**Exercise prompt**.
Where an image occurs, skip it and print the rest of the records verbatim.
Excerpted data: Begin
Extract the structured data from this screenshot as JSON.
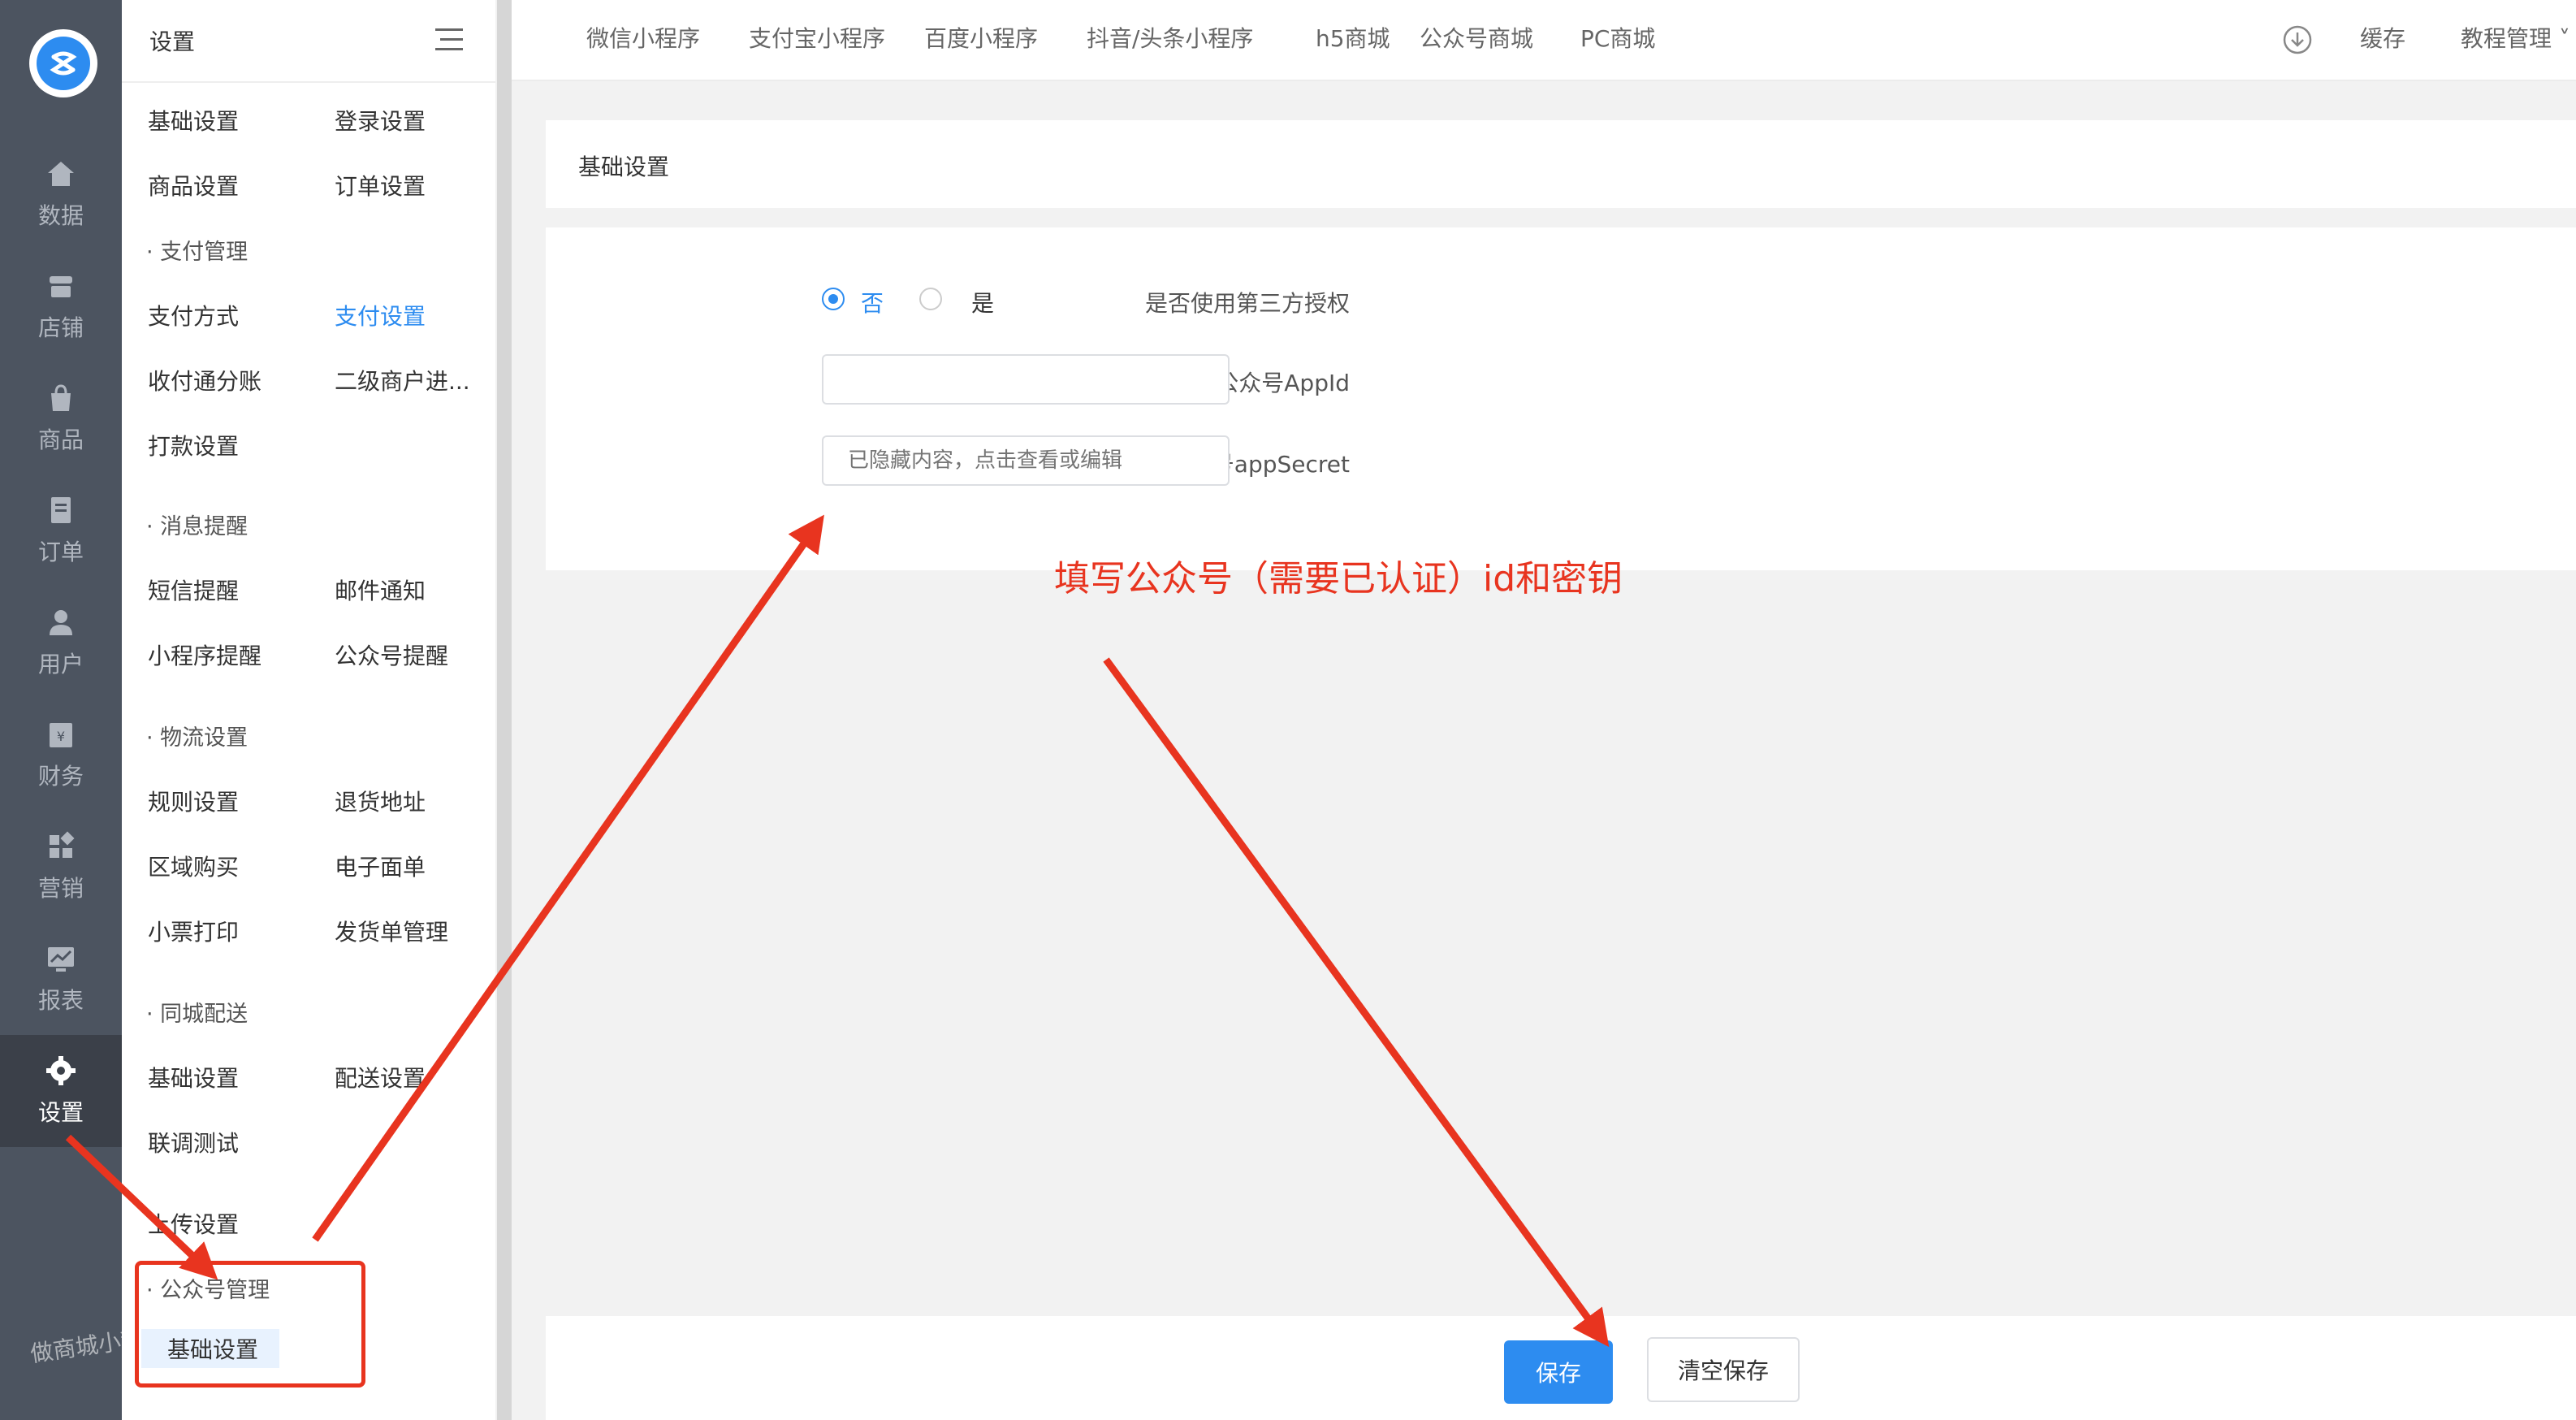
{
  "rail": {
    "items": [
      {
        "label": "数据",
        "icon": "home-icon"
      },
      {
        "label": "店铺",
        "icon": "store-icon"
      },
      {
        "label": "商品",
        "icon": "bag-icon"
      },
      {
        "label": "订单",
        "icon": "order-icon"
      },
      {
        "label": "用户",
        "icon": "user-icon"
      },
      {
        "label": "财务",
        "icon": "finance-icon"
      },
      {
        "label": "营销",
        "icon": "marketing-icon"
      },
      {
        "label": "报表",
        "icon": "report-icon"
      },
      {
        "label": "设置",
        "icon": "gear-icon"
      }
    ],
    "active": "设置"
  },
  "submenu": {
    "title": "设置",
    "basic": [
      "基础设置",
      "登录设置",
      "商品设置",
      "订单设置"
    ],
    "pay_group": "支付管理",
    "pay": [
      "支付方式",
      "支付设置",
      "收付通分账",
      "二级商户进...",
      "打款设置"
    ],
    "msg_group": "消息提醒",
    "msg": [
      "短信提醒",
      "邮件通知",
      "小程序提醒",
      "公众号提醒"
    ],
    "logistics_group": "物流设置",
    "logistics": [
      "规则设置",
      "退货地址",
      "区域购买",
      "电子面单",
      "小票打印",
      "发货单管理"
    ],
    "city_group": "同城配送",
    "city": [
      "基础设置",
      "配送设置",
      "联调测试"
    ],
    "upload": "上传设置",
    "mp_group": "公众号管理",
    "mp_current": "基础设置"
  },
  "topnav": {
    "tabs": [
      "微信小程序",
      "支付宝小程序",
      "百度小程序",
      "抖音/头条小程序",
      "h5商城",
      "公众号商城",
      "PC商城"
    ],
    "cache": "缓存",
    "tutorial": "教程管理"
  },
  "card": {
    "title": "基础设置"
  },
  "form": {
    "third_party_label": "是否使用第三方授权",
    "option_no": "否",
    "option_yes": "是",
    "selected": "否",
    "appid_label": "公众号AppId",
    "appid_value": "",
    "secret_label": "公众号appSecret",
    "secret_placeholder": "已隐藏内容，点击查看或编辑"
  },
  "footer": {
    "save": "保存",
    "clear_save": "清空保存"
  },
  "annotation": {
    "text": "填写公众号（需要已认证）id和密钥",
    "color": "#e8341f"
  },
  "watermark": "做商城小程序找傲科云鹏",
  "colors": {
    "primary": "#2d8cf0",
    "rail_bg": "#4c5460",
    "annotation": "#e8341f"
  }
}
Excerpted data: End
**Exercise result**.
Extract the structured data from this screenshot as JSON.
{
  "rail": {
    "items": [
      {
        "label": "数据",
        "icon": "home-icon"
      },
      {
        "label": "店铺",
        "icon": "store-icon"
      },
      {
        "label": "商品",
        "icon": "bag-icon"
      },
      {
        "label": "订单",
        "icon": "order-icon"
      },
      {
        "label": "用户",
        "icon": "user-icon"
      },
      {
        "label": "财务",
        "icon": "finance-icon"
      },
      {
        "label": "营销",
        "icon": "marketing-icon"
      },
      {
        "label": "报表",
        "icon": "report-icon"
      },
      {
        "label": "设置",
        "icon": "gear-icon"
      }
    ],
    "active": "设置"
  },
  "submenu": {
    "title": "设置",
    "basic": [
      "基础设置",
      "登录设置",
      "商品设置",
      "订单设置"
    ],
    "pay_group": "支付管理",
    "pay": [
      "支付方式",
      "支付设置",
      "收付通分账",
      "二级商户进...",
      "打款设置"
    ],
    "msg_group": "消息提醒",
    "msg": [
      "短信提醒",
      "邮件通知",
      "小程序提醒",
      "公众号提醒"
    ],
    "logistics_group": "物流设置",
    "logistics": [
      "规则设置",
      "退货地址",
      "区域购买",
      "电子面单",
      "小票打印",
      "发货单管理"
    ],
    "city_group": "同城配送",
    "city": [
      "基础设置",
      "配送设置",
      "联调测试"
    ],
    "upload": "上传设置",
    "mp_group": "公众号管理",
    "mp_current": "基础设置"
  },
  "topnav": {
    "tabs": [
      "微信小程序",
      "支付宝小程序",
      "百度小程序",
      "抖音/头条小程序",
      "h5商城",
      "公众号商城",
      "PC商城"
    ],
    "cache": "缓存",
    "tutorial": "教程管理"
  },
  "card": {
    "title": "基础设置"
  },
  "form": {
    "third_party_label": "是否使用第三方授权",
    "option_no": "否",
    "option_yes": "是",
    "selected": "否",
    "appid_label": "公众号AppId",
    "appid_value": "",
    "secret_label": "公众号appSecret",
    "secret_placeholder": "已隐藏内容，点击查看或编辑"
  },
  "footer": {
    "save": "保存",
    "clear_save": "清空保存"
  },
  "annotation": {
    "text": "填写公众号（需要已认证）id和密钥",
    "color": "#e8341f"
  },
  "watermark": "做商城小程序找傲科云鹏",
  "colors": {
    "primary": "#2d8cf0",
    "rail_bg": "#4c5460",
    "annotation": "#e8341f"
  }
}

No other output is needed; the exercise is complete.